Plenary lectures

Each of the three days of the conference began with a plenary lecture. Natalio Krasnagor delivered the lecture on the first day talking about his work at the confluence of Natural sciences and Evolutionary Algorithms. Holger Hoos delivered the lecture on the 2nd day  where he had a lot of interesting things to talk about his research and mostly on topics of automating software development, having more degrees of freedom in software and algorithm selecting algorithms. Hod Lipson delivered the last of the plenary lectures and demonstrated his work on Evolutionary robotics and his super work, Eureqa. A lot to take home from each of these lectures. Enlightening and inspiring.

Interesting ideas/papers presented

  • A lot of work is being done on Genetic Programming, mainly as tools — in varied domains, from edge detection to blog network modeling. Once the IEEE CEC proceedings are indexed by IEEExplore, it would be very interesting to go through these papers. Available here.
  • Multi-view classification
  • Representation plays a key role in EAs and Daniel Ashlock‘s tutorial on this topic was (or supposed to be) quite enlightening, but I think I was busy doing something else. However, I intend to go through the slides he used and get an idea of the variety of representation schemes for different applications.
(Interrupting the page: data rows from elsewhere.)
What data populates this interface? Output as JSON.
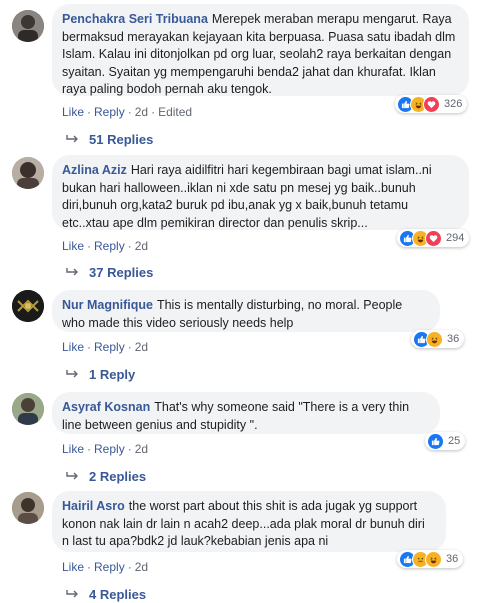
{
  "comments": [
    {
      "author": "Penchakra Seri Tribuana",
      "text": "Merepek meraban merapu mengarut. Raya bermaksud merayakan kejayaan kita berpuasa. Puasa satu ibadah dlm Islam. Kalau ini ditonjolkan pd org luar, seolah2 raya berkaitan dengan syaitan. Syaitan yg mempengaruhi benda2 jahat dan khurafat. Iklan raya paling bodoh pernah aku tengok.",
      "reaction_count": "326",
      "reactions": [
        "like-reaction-icon",
        "haha-reaction-icon",
        "love-reaction-icon"
      ],
      "like_label": "Like",
      "reply_label": "Reply",
      "time": "2d",
      "edited": "Edited",
      "replies_label": "51 Replies"
    },
    {
      "author": "Azlina Aziz",
      "text": "Hari raya aidilfitri hari kegembiraan bagi umat islam..ni bukan hari halloween..iklan ni xde satu pn mesej yg baik..bunuh diri,bunuh org,kata2 buruk pd ibu,anak yg x baik,bunuh tetamu etc..xtau ape dlm pemikiran director dan penulis skrip...",
      "reaction_count": "294",
      "reactions": [
        "like-reaction-icon",
        "haha-reaction-icon",
        "love-reaction-icon"
      ],
      "like_label": "Like",
      "reply_label": "Reply",
      "time": "2d",
      "replies_label": "37 Replies"
    },
    {
      "author": "Nur Magnifique",
      "text": "This is mentally disturbing, no moral. People who made this video seriously needs help",
      "reaction_count": "36",
      "reactions": [
        "like-reaction-icon",
        "haha-reaction-icon"
      ],
      "like_label": "Like",
      "reply_label": "Reply",
      "time": "2d",
      "replies_label": "1 Reply"
    },
    {
      "author": "Asyraf Kosnan",
      "text": "That's why someone said \"There is a very thin line between genius and stupidity \".",
      "reaction_count": "25",
      "reactions": [
        "like-reaction-icon"
      ],
      "like_label": "Like",
      "reply_label": "Reply",
      "time": "2d",
      "replies_label": "2 Replies"
    },
    {
      "author": "Hairil Asro",
      "text": "the worst part about this shit is ada jugak yg support konon nak lain dr lain n acah2 deep...ada plak moral dr bunuh diri n last tu apa?bdk2 jd lauk?kebabian jenis apa ni",
      "reaction_count": "36",
      "reactions": [
        "like-reaction-icon",
        "sad-reaction-icon",
        "haha-reaction-icon"
      ],
      "like_label": "Like",
      "reply_label": "Reply",
      "time": "2d",
      "replies_label": "4 Replies"
    }
  ],
  "colors": {
    "link": "#385898",
    "bubble": "#f2f3f5",
    "meta": "#606770",
    "like": "#1877f2",
    "love": "#f33e58",
    "haha": "#f7b125"
  }
}
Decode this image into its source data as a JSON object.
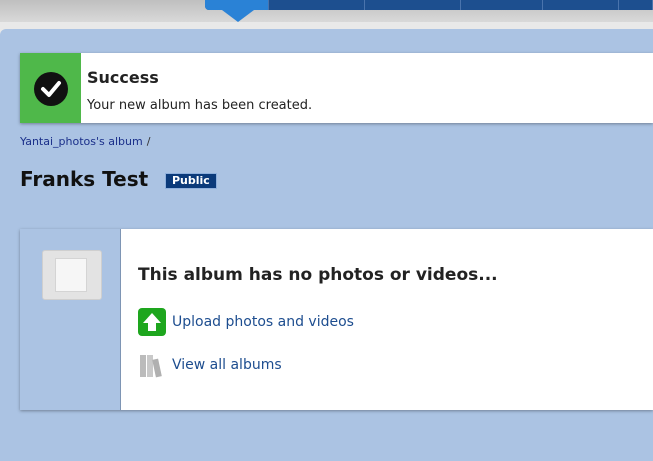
{
  "notice": {
    "title": "Success",
    "message": "Your new album has been created.",
    "icon": "checkmark-icon",
    "accent_color": "#4fb84a"
  },
  "breadcrumb": {
    "items": [
      "Yantai_photos's album"
    ],
    "separator": "/"
  },
  "album": {
    "title": "Franks Test",
    "visibility": "Public"
  },
  "empty_state": {
    "heading": "This album has no photos or videos...",
    "upload_label": "Upload photos and videos",
    "upload_icon": "upload-arrow-icon",
    "view_label": "View all albums",
    "view_icon": "books-icon"
  },
  "colors": {
    "nav": "#1d4f8f",
    "nav_active": "#2a82d6",
    "page_bg": "#abc3e3",
    "link": "#1d4d8f"
  }
}
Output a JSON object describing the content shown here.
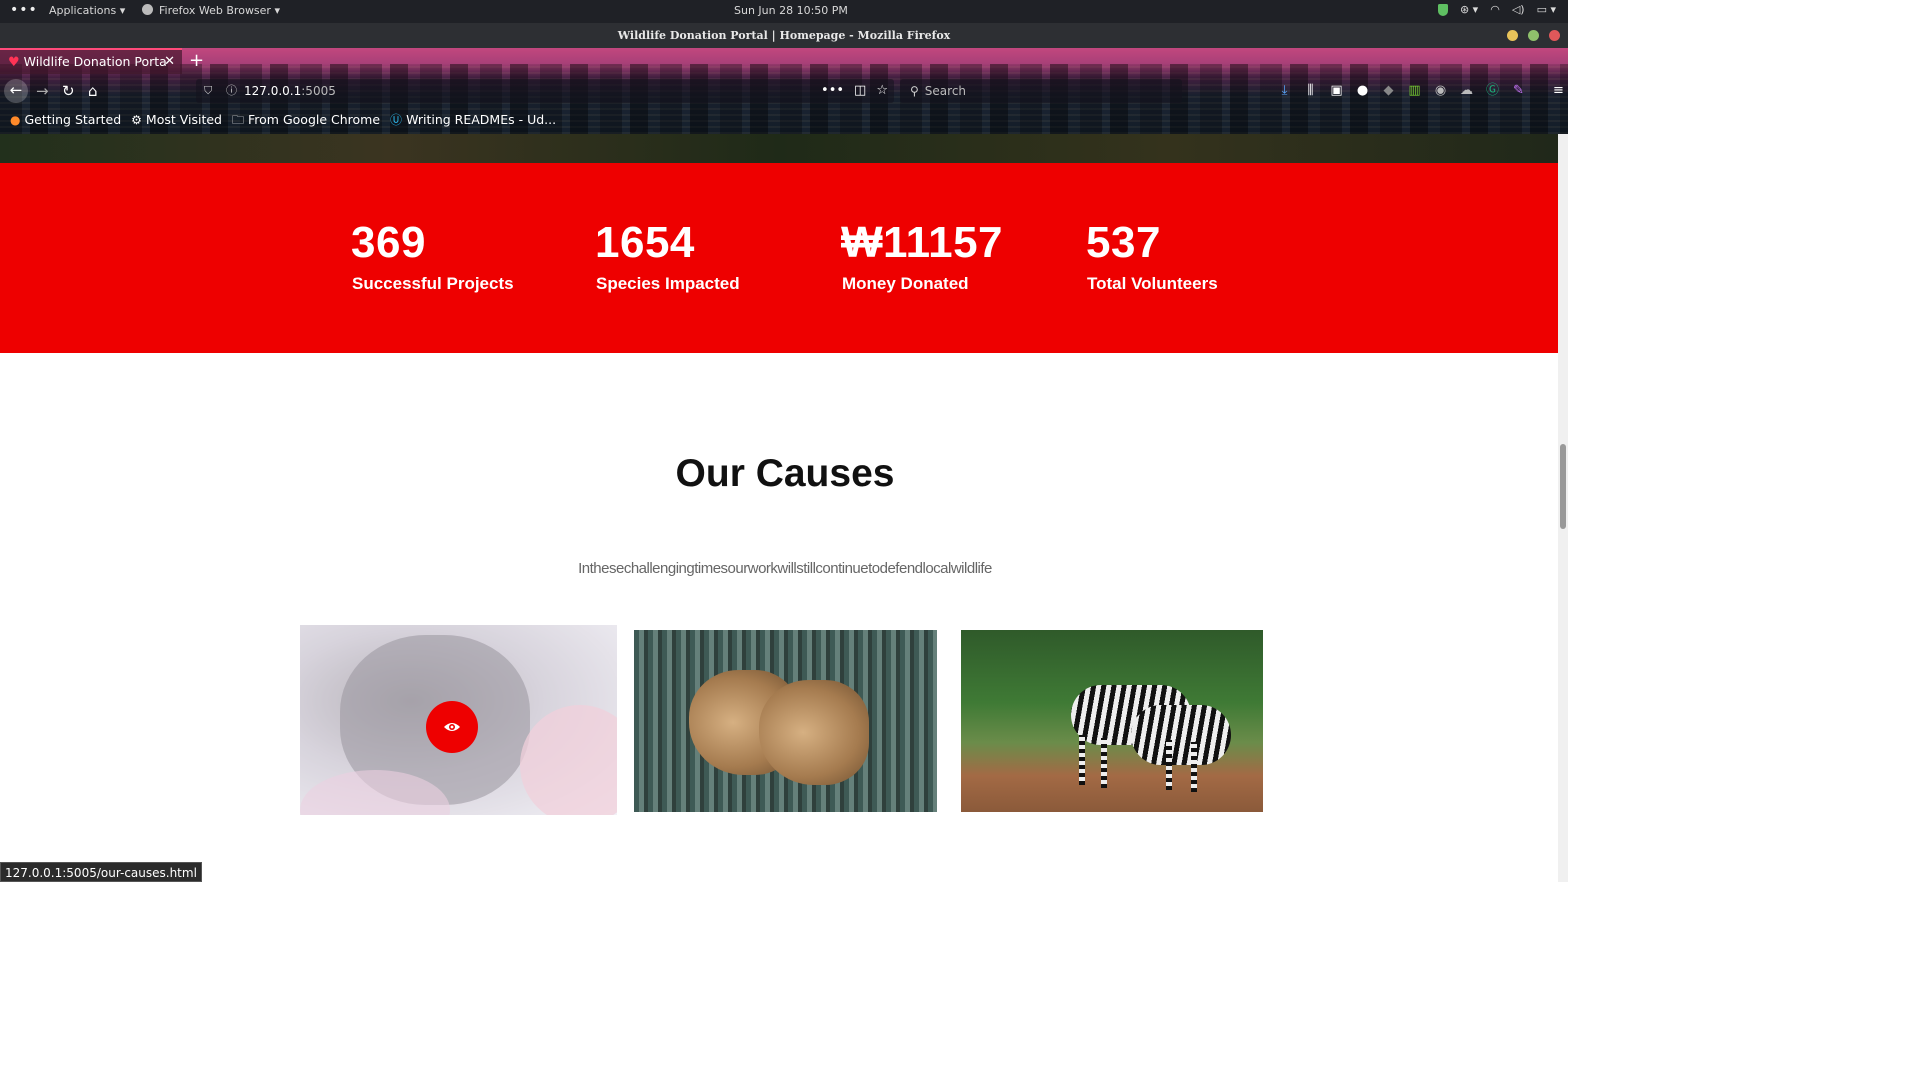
{
  "system": {
    "menu_dots": "•••",
    "applications": "Applications ▾",
    "active_app": "Firefox Web Browser ▾",
    "clock": "Sun Jun 28  10:50 PM"
  },
  "window": {
    "title": "Wildlife Donation Portal | Homepage - Mozilla Firefox"
  },
  "browser": {
    "tab_title": "Wildlife Donation Porta",
    "url_host": "127.0.0.1",
    "url_port": ":5005",
    "search_placeholder": "Search",
    "bookmarks": [
      {
        "label": "Getting Started",
        "icon": "firefox-icon"
      },
      {
        "label": "Most Visited",
        "icon": "gear-icon"
      },
      {
        "label": "From Google Chrome",
        "icon": "folder-icon"
      },
      {
        "label": "Writing READMEs - Ud...",
        "icon": "udacity-icon"
      }
    ]
  },
  "stats": [
    {
      "value": "369",
      "label": "Successful Projects"
    },
    {
      "value": "1654",
      "label": "Species Impacted"
    },
    {
      "value": "₩11157",
      "label": "Money Donated"
    },
    {
      "value": "537",
      "label": "Total Volunteers"
    }
  ],
  "causes": {
    "title": "Our Causes",
    "subtitle": "Inthesechallengingtimesourworkwillstillcontinuetodefendlocalwildlife"
  },
  "status_url": "127.0.0.1:5005/our-causes.html",
  "colors": {
    "accent_red": "#ee0000"
  }
}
I usually tend to set high standards for myself and more often than not fail to achieve them, which ofcourse doesn’t deter me in setting them in the first place. Seeing a lot of “well known” people in this field presenting trivial works at a premier conference was quite disheartening. One good thing it does is that it makes me feel that may be I should be a little gentle to myself.

I wanted to change the world, but they lied to us

I don’t know about you, but I almost always think myself to be the cover page of the major world news papers or its nearest domain equivalent, whenever I do something cool/nice/interesting (according to myself, ofcourse). I thought writing up a paper titled “How does the good old GA perform at Real World Optimization?” would irk a lot of people and elicit reactions out of them. I guess nothing really matters. Sigh.

Well, anyway I am taking back a lot from this conference at the Big Easy. Good bye Poboy’s and Gumbo!